Apart from the lacunae in the discussions of supersessionism, the treatments of post-Holocaust soul-searching are some of the best passages in the book. Should Christian failures be confronted or covered-up? To what extent should the Church, as Christ’s representative on earth, take upon itself the sin of the world? i.e., should the guilt of the German nation rest upon the shoulders of the German Church? Moreover, how could Christians continue to proselytize Jews after the Holocaust? Could Christians arrive at a place of mutual affirmation in which conversion was no longer considered necessary? Memory is not the sole prerogative of one party, however, and Gershon Greenberg shows how many of the same tensions that afflicted wartime Christianity also shook their Jewish counterparts. Some Orthodox Jews saw a strict separation between Jews and gentiles, and refused any attempt at appropriation or mutual recognition. Others emphasized a common humanity, and the heritage that Jews and Christians shared in the Old Testament, and drew a distinction between “pagan” Nazi antisemitism and true Christianity.
Christians, including clergy, were not only often ambivalent to the war against the Jews, but at times they were even willing perpetrators. Sometimes circumstances influenced this decision. Beth Griech-Polelle examines how the Spanish civil war encouraged Roman-Catholic clergy in Germany to seek alliances with Hitler in the fight against Communism. They were confused and disappointed when Hitler did not respond to their offers with open arms. Even if the Catholic hierarchy did not necessarily collaborate with the Nazis, even in America they were reluctant to censure those priests who openly propagated fascist ideas and antisemitic slogans.

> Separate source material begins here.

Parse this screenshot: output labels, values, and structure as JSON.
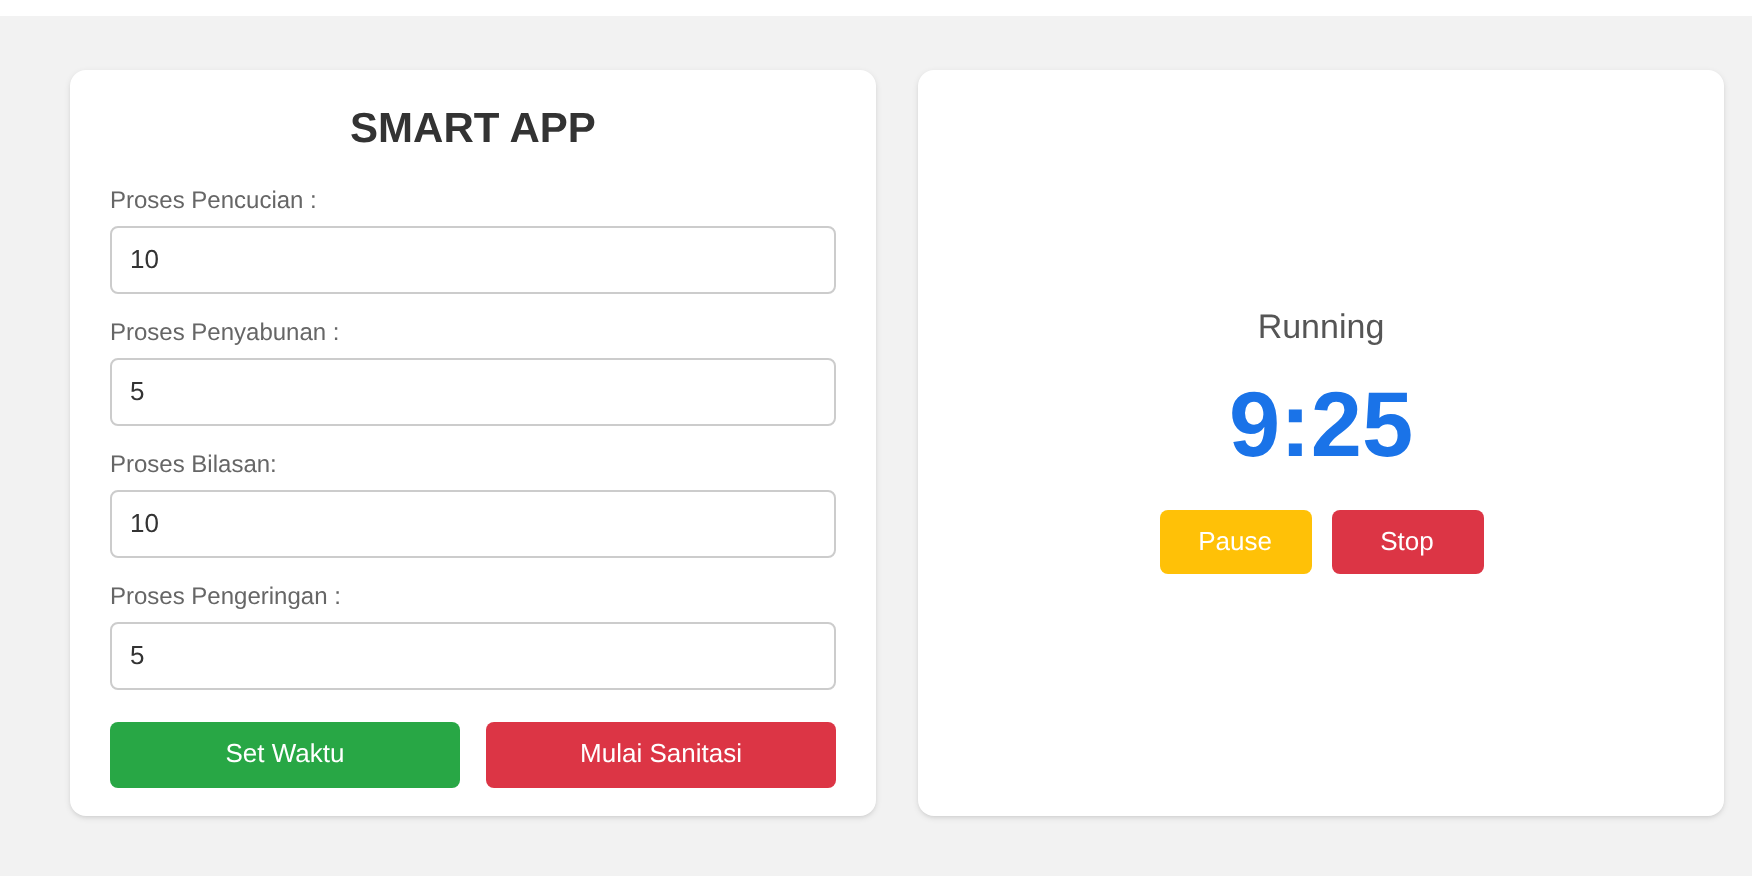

The most extreme case of Christian complicity in the Holocaust is that of the Romanian Orthodox Church. Drawing on well-known sources, Paul Shapiro reiterates the history of antisemitism in Romanian Orthodoxy, the frequent use of religious rhetoric by Romanian antisemites, and the involvement of the clergy and leading intellectuals in fascist movements. Shapiro pays careful attention to the power struggles between fascist leaders and Orthodox hierarchs for the allegiance of the faithful, and gives a meticulously documented narrative of the official church’s changing attitude towards fascism and its activities in Transnistria during the Holocaust. Less well known, but sketched in tantalizingly broad strokes, are the post-war careers of former fascists in Romanian Orthodox churches in the West. After the war, a number of leading fascists rose to prominent positions in the émigré churches, using the Church as a “natural vehicle” through which to pursue their “divine mission.”
Covering a number of different European nation-states and a variety of confessions, this collection gives us insights into the complicated nature of Christianity’s encounter with fascism and the Holocaust. None of these authors tells a simple story. Individuals and groups within each situation responded differently, some heroically expressing solidarity with the Jews, others lauding Hitler in the name of Christ, and still others cynically choosing whichever side best suited their purposes for the moment. By combining intellectual, social and political history, this volume shows how ideology fueled political choices, and how political situations influenced the creation of dogma, both before and after the Holocaust. Most importantly though, the facts proffered by these historians demand that both Jews and Christians continue to wrestle with what it means to “Love thy neighbor” in a world in which our neighbor does not believe the same things that we do.
**This review was originally published in Arhaeus, 11-12 (2007-08): 391-394.**